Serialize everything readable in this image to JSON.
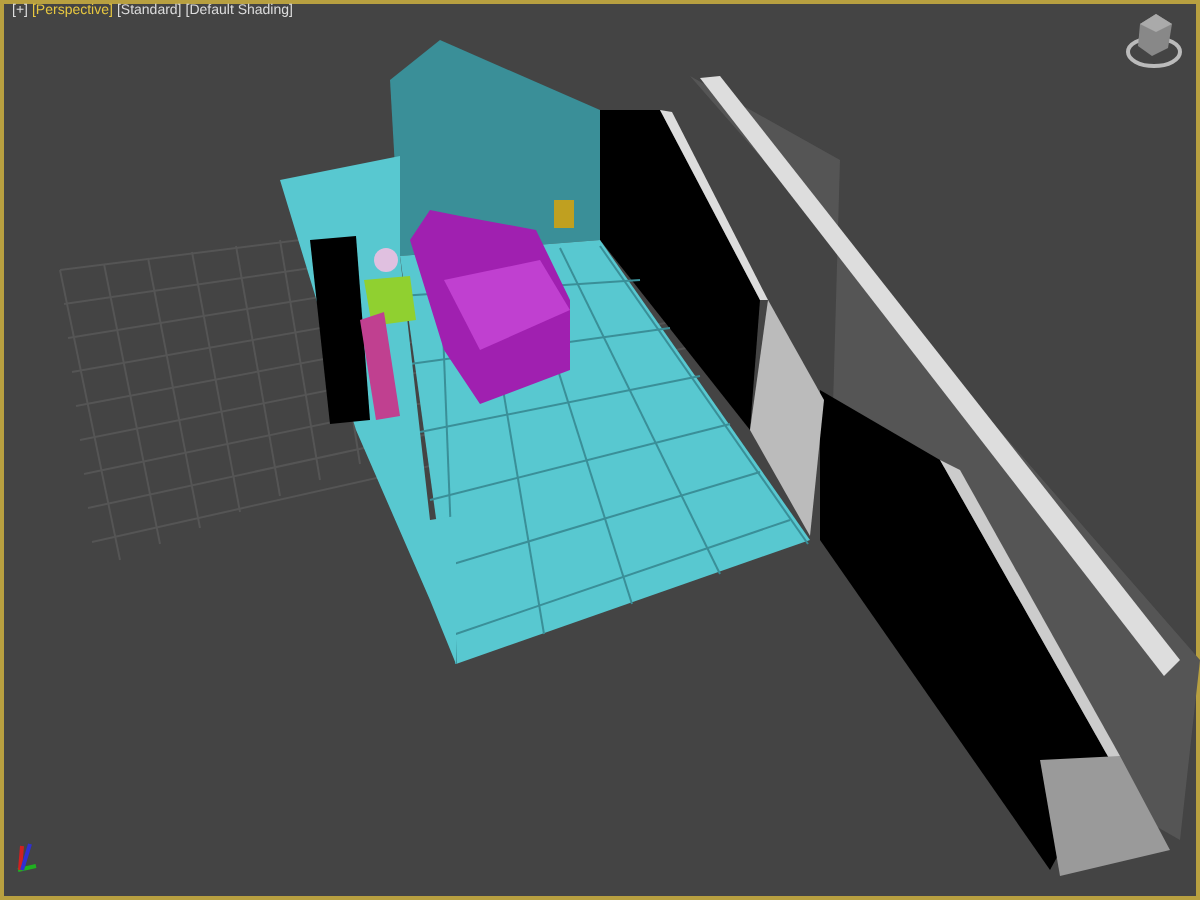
{
  "viewport": {
    "active": true,
    "labels": [
      {
        "text": "[+]",
        "highlighted": false
      },
      {
        "text": "[Perspective]",
        "highlighted": true
      },
      {
        "text": "[Standard]",
        "highlighted": false
      },
      {
        "text": "[Default Shading]",
        "highlighted": false
      }
    ]
  }
}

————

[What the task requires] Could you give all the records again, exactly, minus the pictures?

[Reply]
Serialize everything readable in this image to JSON.
{
  "viewport": {
    "active": true,
    "labels": [
      {
        "text": "[+]",
        "highlighted": false
      },
      {
        "text": "[Perspective]",
        "highlighted": true
      },
      {
        "text": "[Standard]",
        "highlighted": false
      },
      {
        "text": "[Default Shading]",
        "highlighted": false
      }
    ]
  }
}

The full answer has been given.